▶ WHAT YOU HAVE TO DO: Print each line below verbatim, skipping every picture.

Website and app data records
++++
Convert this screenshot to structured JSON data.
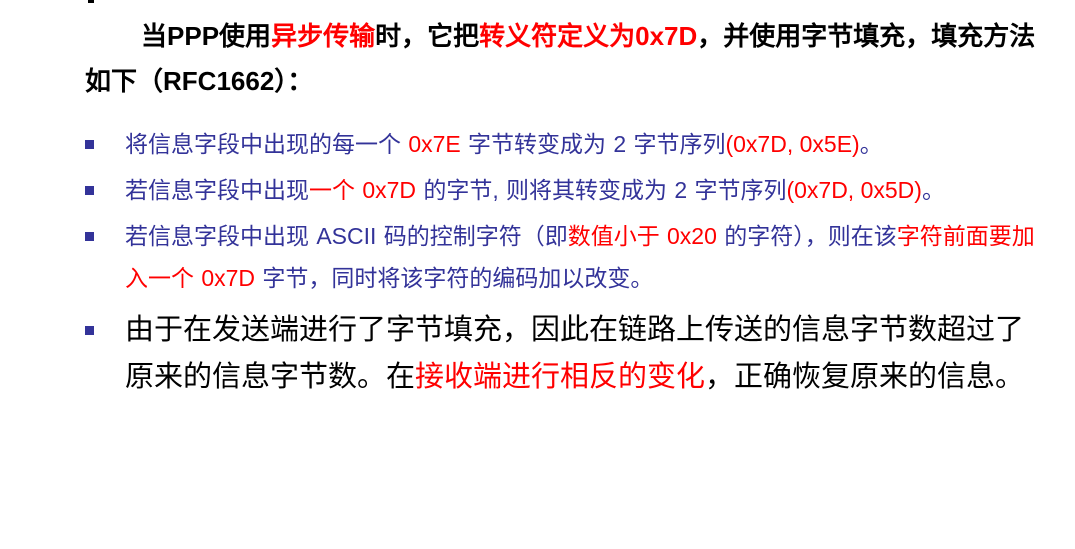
{
  "intro": {
    "seg1": "当",
    "seg2": "PPP",
    "seg3": "使用",
    "seg4": "异步传输",
    "seg5": "时，它把",
    "seg6": "转义符定义为",
    "seg7": "0x7D",
    "seg8": "，并使用字节填充，填充方法如下（",
    "seg9": "RFC1662",
    "seg10": "）："
  },
  "bullets": [
    {
      "segs": [
        "将信息字段中出现的每一个 ",
        "0x7E",
        " 字节转变成为 ",
        "2",
        " 字节序列",
        "(0x7D, 0x5E)",
        "。"
      ]
    },
    {
      "segs": [
        "若信息字段中出现",
        "一个",
        " ",
        "0x7D",
        " 的字节",
        ",",
        " 则将其转变成为 ",
        "2",
        " 字节序列",
        "(0x7D, 0x5D)",
        "。"
      ]
    },
    {
      "segs": [
        "若信息字段中出现 ",
        "ASCII",
        " 码的控制字符（即",
        "数值小于 ",
        "0x20",
        " 的字符），则在该",
        "字符前面要加入一个 ",
        "0x7D",
        " 字节，同时将该字符的编码加以改变。"
      ]
    },
    {
      "segs": [
        "由于在发送端进行了字节填充，因此在链路上传送的信息字节数超过了原来的信息字节数。在",
        "接收端进行相反的变化",
        "，正确恢复原来的信息。"
      ]
    }
  ],
  "colors": {
    "accent_red": "#ff0000",
    "bullet_blue": "#333399",
    "text_black": "#000000"
  }
}
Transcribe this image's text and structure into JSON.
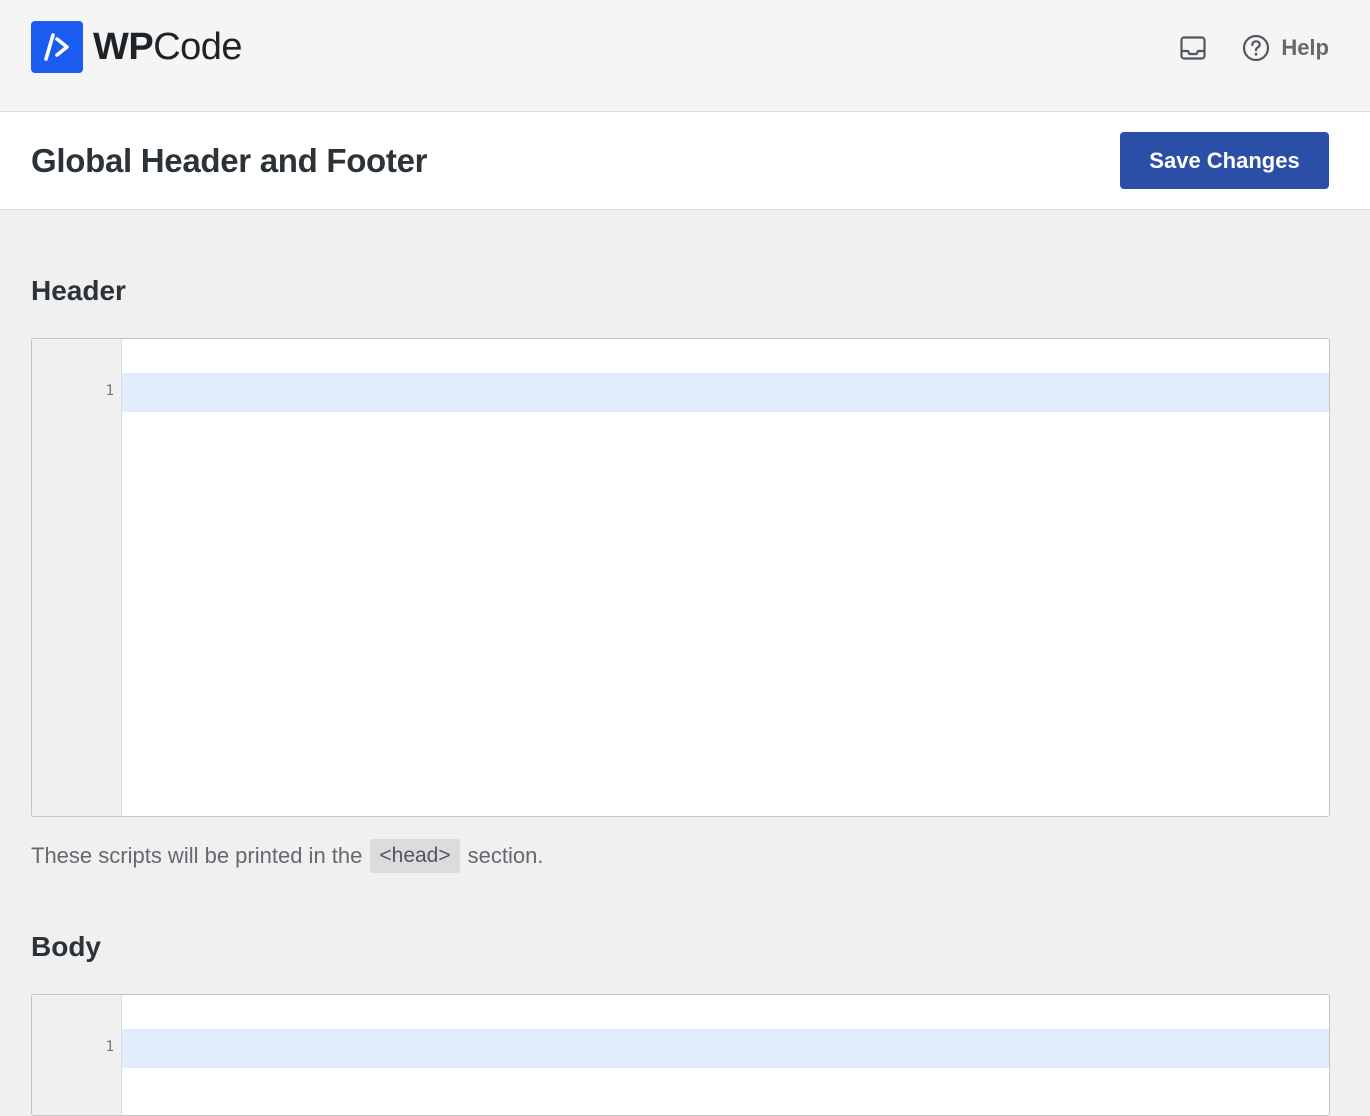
{
  "app": {
    "logo_text_bold": "WP",
    "logo_text_regular": "Code",
    "help_label": "Help"
  },
  "page": {
    "title": "Global Header and Footer",
    "save_label": "Save Changes"
  },
  "header_section": {
    "heading": "Header",
    "line_number": "1",
    "code": "",
    "help_text_before": "These scripts will be printed in the",
    "help_code": "<head>",
    "help_text_after": "section."
  },
  "body_section": {
    "heading": "Body",
    "line_number": "1",
    "code": ""
  },
  "colors": {
    "brand": "#1b5cf0",
    "primary_button": "#2b4ea6",
    "active_line": "#e1ecfc"
  },
  "icons": {
    "inbox": "inbox-icon",
    "help": "help-circle-icon",
    "logo": "code-slash-icon"
  }
}
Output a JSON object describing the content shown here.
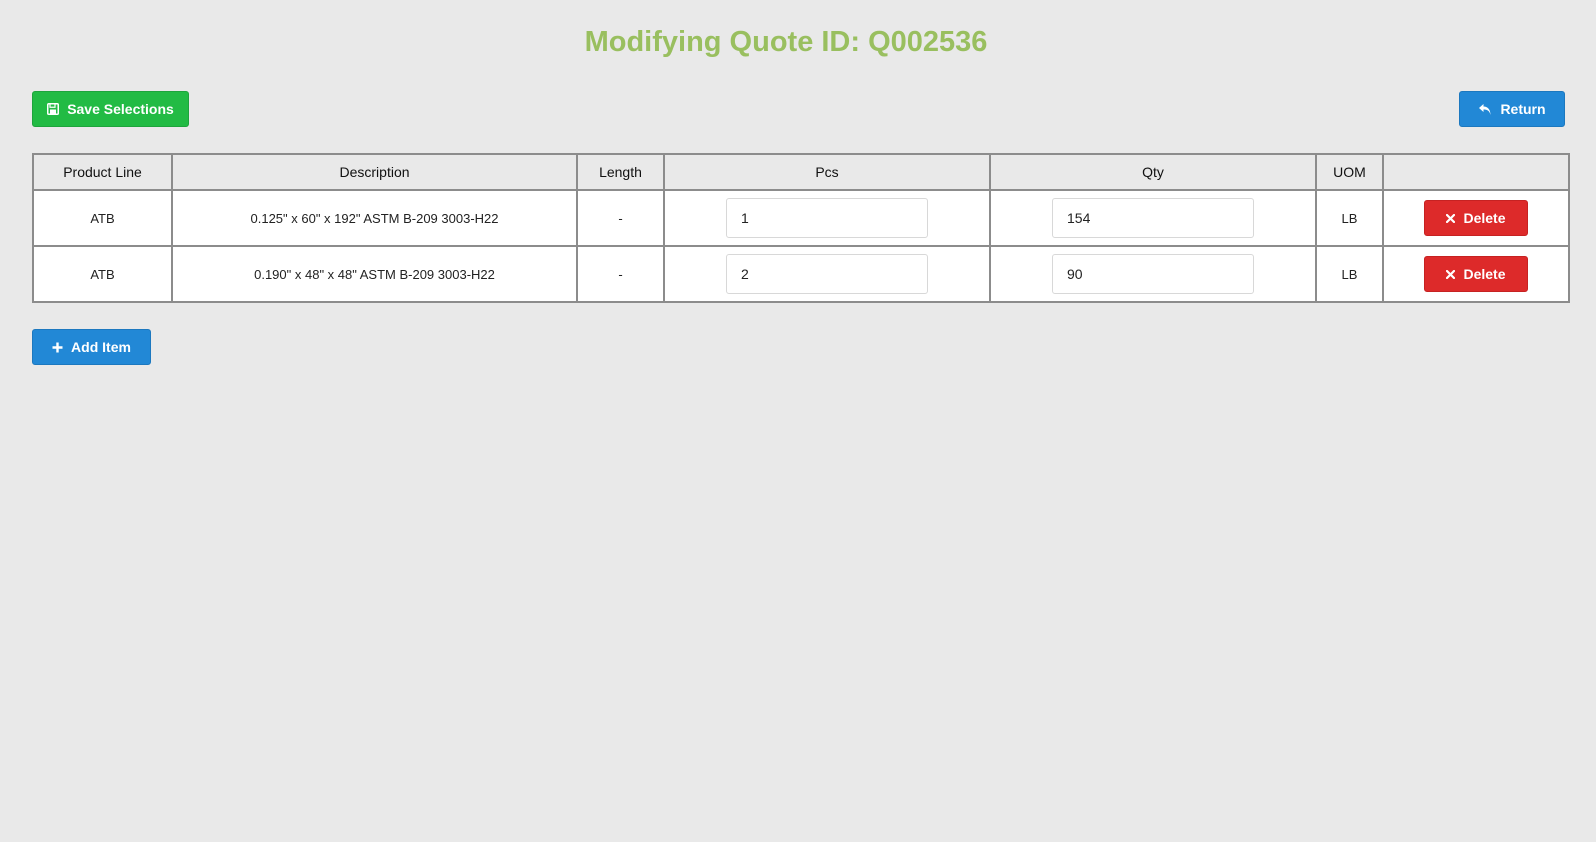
{
  "header": {
    "title": "Modifying Quote ID: Q002536"
  },
  "toolbar": {
    "save_label": "Save Selections",
    "return_label": "Return",
    "add_item_label": "Add Item"
  },
  "table": {
    "columns": [
      "Product Line",
      "Description",
      "Length",
      "Pcs",
      "Qty",
      "UOM",
      ""
    ],
    "rows": [
      {
        "product_line": "ATB",
        "description": "0.125\" x 60\" x 192\" ASTM B-209 3003-H22",
        "length": "-",
        "pcs": "1",
        "qty": "154",
        "uom": "LB",
        "delete_label": "Delete"
      },
      {
        "product_line": "ATB",
        "description": "0.190\" x 48\" x 48\" ASTM B-209 3003-H22",
        "length": "-",
        "pcs": "2",
        "qty": "90",
        "uom": "LB",
        "delete_label": "Delete"
      }
    ]
  },
  "icons": {
    "save": "floppy-disk-icon",
    "return": "undo-arrow-icon",
    "add": "plus-icon",
    "delete": "x-icon"
  },
  "colors": {
    "title": "#99bf5f",
    "save_button": "#22bb44",
    "primary_button": "#2288d6",
    "delete_button": "#dd2a2a",
    "background": "#e9e9e9"
  }
}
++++
▶ ANSWER TO THIS EXERCISE:
Convert this screenshot to structured JSON data.
{
  "intro": {
    "seg1": "当",
    "seg2": "PPP",
    "seg3": "使用",
    "seg4": "异步传输",
    "seg5": "时，它把",
    "seg6": "转义符定义为",
    "seg7": "0x7D",
    "seg8": "，并使用字节填充，填充方法如下（",
    "seg9": "RFC1662",
    "seg10": "）："
  },
  "bullets": [
    {
      "segs": [
        "将信息字段中出现的每一个 ",
        "0x7E",
        " 字节转变成为 ",
        "2",
        " 字节序列",
        "(0x7D, 0x5E)",
        "。"
      ]
    },
    {
      "segs": [
        "若信息字段中出现",
        "一个",
        " ",
        "0x7D",
        " 的字节",
        ",",
        " 则将其转变成为 ",
        "2",
        " 字节序列",
        "(0x7D, 0x5D)",
        "。"
      ]
    },
    {
      "segs": [
        "若信息字段中出现 ",
        "ASCII",
        " 码的控制字符（即",
        "数值小于 ",
        "0x20",
        " 的字符），则在该",
        "字符前面要加入一个 ",
        "0x7D",
        " 字节，同时将该字符的编码加以改变。"
      ]
    },
    {
      "segs": [
        "由于在发送端进行了字节填充，因此在链路上传送的信息字节数超过了原来的信息字节数。在",
        "接收端进行相反的变化",
        "，正确恢复原来的信息。"
      ]
    }
  ],
  "colors": {
    "accent_red": "#ff0000",
    "bullet_blue": "#333399",
    "text_black": "#000000"
  }
}
Transcribe this image's text and structure into JSON.
{
  "app": {
    "logo_text_bold": "WP",
    "logo_text_regular": "Code",
    "help_label": "Help"
  },
  "page": {
    "title": "Global Header and Footer",
    "save_label": "Save Changes"
  },
  "header_section": {
    "heading": "Header",
    "line_number": "1",
    "code": "",
    "help_text_before": "These scripts will be printed in the",
    "help_code": "<head>",
    "help_text_after": "section."
  },
  "body_section": {
    "heading": "Body",
    "line_number": "1",
    "code": ""
  },
  "colors": {
    "brand": "#1b5cf0",
    "primary_button": "#2b4ea6",
    "active_line": "#e1ecfc"
  },
  "icons": {
    "inbox": "inbox-icon",
    "help": "help-circle-icon",
    "logo": "code-slash-icon"
  }
}
Output a JSON object describing the content shown here.
{
  "header": {
    "title": "Modifying Quote ID: Q002536"
  },
  "toolbar": {
    "save_label": "Save Selections",
    "return_label": "Return",
    "add_item_label": "Add Item"
  },
  "table": {
    "columns": [
      "Product Line",
      "Description",
      "Length",
      "Pcs",
      "Qty",
      "UOM",
      ""
    ],
    "rows": [
      {
        "product_line": "ATB",
        "description": "0.125\" x 60\" x 192\" ASTM B-209 3003-H22",
        "length": "-",
        "pcs": "1",
        "qty": "154",
        "uom": "LB",
        "delete_label": "Delete"
      },
      {
        "product_line": "ATB",
        "description": "0.190\" x 48\" x 48\" ASTM B-209 3003-H22",
        "length": "-",
        "pcs": "2",
        "qty": "90",
        "uom": "LB",
        "delete_label": "Delete"
      }
    ]
  },
  "icons": {
    "save": "floppy-disk-icon",
    "return": "undo-arrow-icon",
    "add": "plus-icon",
    "delete": "x-icon"
  },
  "colors": {
    "title": "#99bf5f",
    "save_button": "#22bb44",
    "primary_button": "#2288d6",
    "delete_button": "#dd2a2a",
    "background": "#e9e9e9"
  }
}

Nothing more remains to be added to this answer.